■ Work to complete: Below are records to be repeated exactly. Leave their pictures behind.

** Records to use follows **

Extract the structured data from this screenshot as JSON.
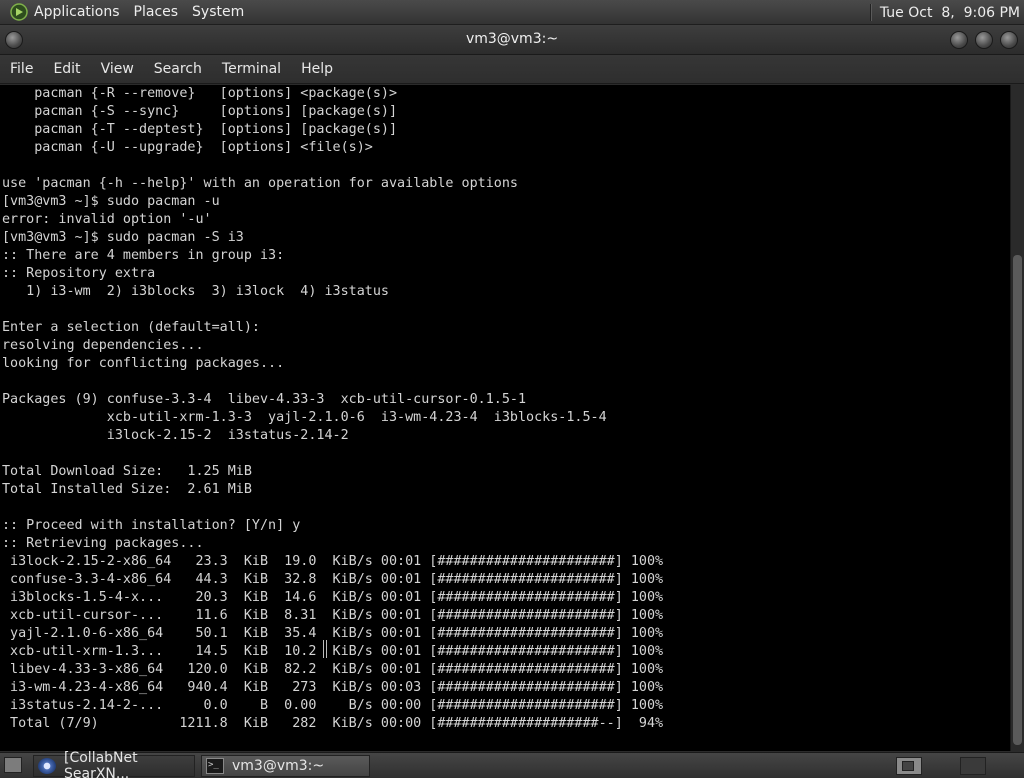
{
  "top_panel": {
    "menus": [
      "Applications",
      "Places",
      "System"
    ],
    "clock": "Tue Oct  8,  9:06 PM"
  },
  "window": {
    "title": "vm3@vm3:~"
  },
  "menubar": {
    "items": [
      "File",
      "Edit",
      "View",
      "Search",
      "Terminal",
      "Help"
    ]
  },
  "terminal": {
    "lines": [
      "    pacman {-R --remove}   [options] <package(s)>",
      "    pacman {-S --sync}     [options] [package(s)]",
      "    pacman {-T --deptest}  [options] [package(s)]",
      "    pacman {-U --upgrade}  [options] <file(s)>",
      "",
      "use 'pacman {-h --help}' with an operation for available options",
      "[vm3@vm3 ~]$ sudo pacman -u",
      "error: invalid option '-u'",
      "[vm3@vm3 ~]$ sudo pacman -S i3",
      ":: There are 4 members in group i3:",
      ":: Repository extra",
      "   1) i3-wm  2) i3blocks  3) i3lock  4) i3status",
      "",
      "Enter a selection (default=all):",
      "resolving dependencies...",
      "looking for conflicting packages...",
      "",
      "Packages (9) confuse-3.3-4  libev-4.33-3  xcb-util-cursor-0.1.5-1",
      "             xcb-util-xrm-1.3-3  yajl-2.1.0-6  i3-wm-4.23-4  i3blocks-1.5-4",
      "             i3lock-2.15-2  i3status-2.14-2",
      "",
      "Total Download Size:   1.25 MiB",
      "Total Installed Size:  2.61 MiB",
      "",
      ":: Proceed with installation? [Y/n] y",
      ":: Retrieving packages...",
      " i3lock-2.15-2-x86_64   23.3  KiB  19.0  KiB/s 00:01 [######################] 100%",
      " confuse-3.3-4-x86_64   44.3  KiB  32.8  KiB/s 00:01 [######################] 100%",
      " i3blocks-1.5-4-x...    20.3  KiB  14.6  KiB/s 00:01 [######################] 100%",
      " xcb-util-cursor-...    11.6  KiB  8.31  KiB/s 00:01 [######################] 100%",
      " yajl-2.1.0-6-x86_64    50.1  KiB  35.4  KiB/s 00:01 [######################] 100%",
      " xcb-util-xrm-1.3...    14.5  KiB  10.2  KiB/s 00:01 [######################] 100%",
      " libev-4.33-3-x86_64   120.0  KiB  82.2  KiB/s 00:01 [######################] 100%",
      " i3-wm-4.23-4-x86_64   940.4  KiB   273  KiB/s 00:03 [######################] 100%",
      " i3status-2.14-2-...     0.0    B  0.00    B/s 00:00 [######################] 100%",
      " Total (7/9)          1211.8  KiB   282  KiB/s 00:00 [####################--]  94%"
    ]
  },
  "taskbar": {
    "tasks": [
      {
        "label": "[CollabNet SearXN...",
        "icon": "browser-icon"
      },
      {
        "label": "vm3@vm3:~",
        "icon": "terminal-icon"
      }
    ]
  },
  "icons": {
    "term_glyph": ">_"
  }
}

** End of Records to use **

■ Output below:
Extract the structured data from this screenshot as JSON.
{
  "top_panel": {
    "menus": [
      "Applications",
      "Places",
      "System"
    ],
    "clock": "Tue Oct  8,  9:06 PM"
  },
  "window": {
    "title": "vm3@vm3:~"
  },
  "menubar": {
    "items": [
      "File",
      "Edit",
      "View",
      "Search",
      "Terminal",
      "Help"
    ]
  },
  "terminal": {
    "lines": [
      "    pacman {-R --remove}   [options] <package(s)>",
      "    pacman {-S --sync}     [options] [package(s)]",
      "    pacman {-T --deptest}  [options] [package(s)]",
      "    pacman {-U --upgrade}  [options] <file(s)>",
      "",
      "use 'pacman {-h --help}' with an operation for available options",
      "[vm3@vm3 ~]$ sudo pacman -u",
      "error: invalid option '-u'",
      "[vm3@vm3 ~]$ sudo pacman -S i3",
      ":: There are 4 members in group i3:",
      ":: Repository extra",
      "   1) i3-wm  2) i3blocks  3) i3lock  4) i3status",
      "",
      "Enter a selection (default=all):",
      "resolving dependencies...",
      "looking for conflicting packages...",
      "",
      "Packages (9) confuse-3.3-4  libev-4.33-3  xcb-util-cursor-0.1.5-1",
      "             xcb-util-xrm-1.3-3  yajl-2.1.0-6  i3-wm-4.23-4  i3blocks-1.5-4",
      "             i3lock-2.15-2  i3status-2.14-2",
      "",
      "Total Download Size:   1.25 MiB",
      "Total Installed Size:  2.61 MiB",
      "",
      ":: Proceed with installation? [Y/n] y",
      ":: Retrieving packages...",
      " i3lock-2.15-2-x86_64   23.3  KiB  19.0  KiB/s 00:01 [######################] 100%",
      " confuse-3.3-4-x86_64   44.3  KiB  32.8  KiB/s 00:01 [######################] 100%",
      " i3blocks-1.5-4-x...    20.3  KiB  14.6  KiB/s 00:01 [######################] 100%",
      " xcb-util-cursor-...    11.6  KiB  8.31  KiB/s 00:01 [######################] 100%",
      " yajl-2.1.0-6-x86_64    50.1  KiB  35.4  KiB/s 00:01 [######################] 100%",
      " xcb-util-xrm-1.3...    14.5  KiB  10.2  KiB/s 00:01 [######################] 100%",
      " libev-4.33-3-x86_64   120.0  KiB  82.2  KiB/s 00:01 [######################] 100%",
      " i3-wm-4.23-4-x86_64   940.4  KiB   273  KiB/s 00:03 [######################] 100%",
      " i3status-2.14-2-...     0.0    B  0.00    B/s 00:00 [######################] 100%",
      " Total (7/9)          1211.8  KiB   282  KiB/s 00:00 [####################--]  94%"
    ]
  },
  "taskbar": {
    "tasks": [
      {
        "label": "[CollabNet SearXN...",
        "icon": "browser-icon"
      },
      {
        "label": "vm3@vm3:~",
        "icon": "terminal-icon"
      }
    ]
  },
  "icons": {
    "term_glyph": ">_"
  }
}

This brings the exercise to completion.